Submitted by the Alzheimer’s Association
With more than 6 million Americans living with Alzheimer's disease today, researchers are working tirelessly to advance science that will lead to earlier detection, preventions and additional new treatments for Alzheimer’s and all dementia.
Recently, more than 10,000 researchers attended the Alzheimer’s Association International Conference (AAIC) 2022 both in person and virtually to share the latest in Alzheimer’s and dementia science. Highlights include:
√ Another reason to move your body. Results are in from the longest-ever clinical trial of exercise in older adults with mild memory problems. After 12 months of regular physical activity – aerobic exercise or stretching – study participants experienced no significant cognitive decline.
√ Junk food might be hurting our brains. Researchers studied more than 10,000 people over eight years and found that high consumption of ultra-processed foods led to a 28% faster decline in cognitive function.
√ Racism’s impact on memory. In a study of nearly 1,000 adults, exposure to interpersonal and institutional racism was associated with lower memory scores, especially among Black individuals.

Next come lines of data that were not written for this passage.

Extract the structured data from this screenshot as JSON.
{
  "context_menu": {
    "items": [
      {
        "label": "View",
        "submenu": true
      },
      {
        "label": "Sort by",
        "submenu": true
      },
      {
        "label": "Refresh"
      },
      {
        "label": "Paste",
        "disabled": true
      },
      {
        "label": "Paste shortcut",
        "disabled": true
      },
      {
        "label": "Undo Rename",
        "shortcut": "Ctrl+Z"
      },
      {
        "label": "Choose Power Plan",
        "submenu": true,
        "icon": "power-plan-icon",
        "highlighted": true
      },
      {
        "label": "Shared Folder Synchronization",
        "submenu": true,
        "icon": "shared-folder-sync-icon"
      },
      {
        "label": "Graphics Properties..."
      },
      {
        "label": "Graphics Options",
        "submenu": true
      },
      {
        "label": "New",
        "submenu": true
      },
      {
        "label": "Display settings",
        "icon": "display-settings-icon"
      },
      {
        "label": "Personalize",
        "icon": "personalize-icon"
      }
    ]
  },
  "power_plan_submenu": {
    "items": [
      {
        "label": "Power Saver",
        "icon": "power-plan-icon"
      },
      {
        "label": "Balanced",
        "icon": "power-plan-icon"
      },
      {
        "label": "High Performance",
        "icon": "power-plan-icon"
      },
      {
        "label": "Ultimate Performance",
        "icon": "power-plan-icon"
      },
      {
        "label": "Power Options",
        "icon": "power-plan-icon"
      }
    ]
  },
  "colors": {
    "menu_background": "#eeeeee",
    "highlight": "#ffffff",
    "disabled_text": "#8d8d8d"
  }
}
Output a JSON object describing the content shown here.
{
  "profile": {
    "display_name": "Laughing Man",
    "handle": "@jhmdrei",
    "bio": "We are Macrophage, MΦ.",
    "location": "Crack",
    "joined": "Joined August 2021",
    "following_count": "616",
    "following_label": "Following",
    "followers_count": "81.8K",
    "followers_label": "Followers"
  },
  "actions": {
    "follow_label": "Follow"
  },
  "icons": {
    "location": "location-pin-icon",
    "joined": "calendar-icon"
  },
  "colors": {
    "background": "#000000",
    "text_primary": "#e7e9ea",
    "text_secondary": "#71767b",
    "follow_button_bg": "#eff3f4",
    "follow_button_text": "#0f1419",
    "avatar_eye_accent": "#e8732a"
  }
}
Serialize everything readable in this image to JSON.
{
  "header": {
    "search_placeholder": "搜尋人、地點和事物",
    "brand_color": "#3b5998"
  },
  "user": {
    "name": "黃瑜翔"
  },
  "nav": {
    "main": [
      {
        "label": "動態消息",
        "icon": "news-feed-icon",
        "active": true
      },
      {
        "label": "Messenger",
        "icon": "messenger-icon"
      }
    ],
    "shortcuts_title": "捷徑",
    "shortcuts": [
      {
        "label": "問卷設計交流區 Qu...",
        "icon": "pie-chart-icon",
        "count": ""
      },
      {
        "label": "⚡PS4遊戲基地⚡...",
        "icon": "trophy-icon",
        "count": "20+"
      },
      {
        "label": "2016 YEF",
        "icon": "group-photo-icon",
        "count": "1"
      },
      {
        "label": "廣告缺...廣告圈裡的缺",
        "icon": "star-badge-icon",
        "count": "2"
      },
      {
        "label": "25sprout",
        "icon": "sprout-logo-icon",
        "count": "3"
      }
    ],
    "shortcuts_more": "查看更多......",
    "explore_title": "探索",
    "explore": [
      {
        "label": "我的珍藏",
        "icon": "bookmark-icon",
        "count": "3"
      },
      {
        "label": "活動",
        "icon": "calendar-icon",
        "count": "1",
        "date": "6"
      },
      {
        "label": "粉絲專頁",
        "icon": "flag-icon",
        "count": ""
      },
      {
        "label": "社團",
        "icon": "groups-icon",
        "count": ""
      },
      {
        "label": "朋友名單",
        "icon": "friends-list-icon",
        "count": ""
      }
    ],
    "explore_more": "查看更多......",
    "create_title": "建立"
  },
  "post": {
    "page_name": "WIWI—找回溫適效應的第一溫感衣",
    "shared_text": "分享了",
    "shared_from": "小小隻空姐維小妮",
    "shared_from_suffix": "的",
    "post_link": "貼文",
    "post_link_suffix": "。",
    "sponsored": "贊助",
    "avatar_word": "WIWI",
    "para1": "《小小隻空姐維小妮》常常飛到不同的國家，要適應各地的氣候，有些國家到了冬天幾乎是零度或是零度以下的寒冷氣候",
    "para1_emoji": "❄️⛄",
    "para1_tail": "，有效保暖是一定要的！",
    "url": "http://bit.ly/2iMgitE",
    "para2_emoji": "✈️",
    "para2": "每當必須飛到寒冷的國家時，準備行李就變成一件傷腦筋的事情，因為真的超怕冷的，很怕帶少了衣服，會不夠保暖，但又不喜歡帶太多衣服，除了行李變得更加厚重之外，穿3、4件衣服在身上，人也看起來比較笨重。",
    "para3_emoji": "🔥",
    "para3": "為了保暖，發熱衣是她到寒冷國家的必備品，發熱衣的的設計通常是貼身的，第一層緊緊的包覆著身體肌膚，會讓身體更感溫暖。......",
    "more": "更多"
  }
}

√ More long-term impacts of COVID-19. Researchers found that loss of smell due to COVID-19 infection may be a better predictor of long-term cognitive and functional impairment than severity of the illness.
√ Earning less money may increase dementia risk. Compared with workers earning higher wages, sustained low-wage earners experienced significantly faster memory decline in older age.
“There is great progress in Alzheimer’s and dementia research,” said Jill Horner, executive director of the Western New York Chapter of the Alzheimer's Association. “This year at AAIC, we heard new ideas about what makes us at risk, as well as a diverse array of treatments and prevention methods for Alzheimer’s disease and all dementia. The work of the scientific community holds great promise for the future.”
The Alzheimer's Association is available with information and support for families as they navigate the disease and related research. For more information, visit alz.org or call the 24/7 helpline at 800-272-3900.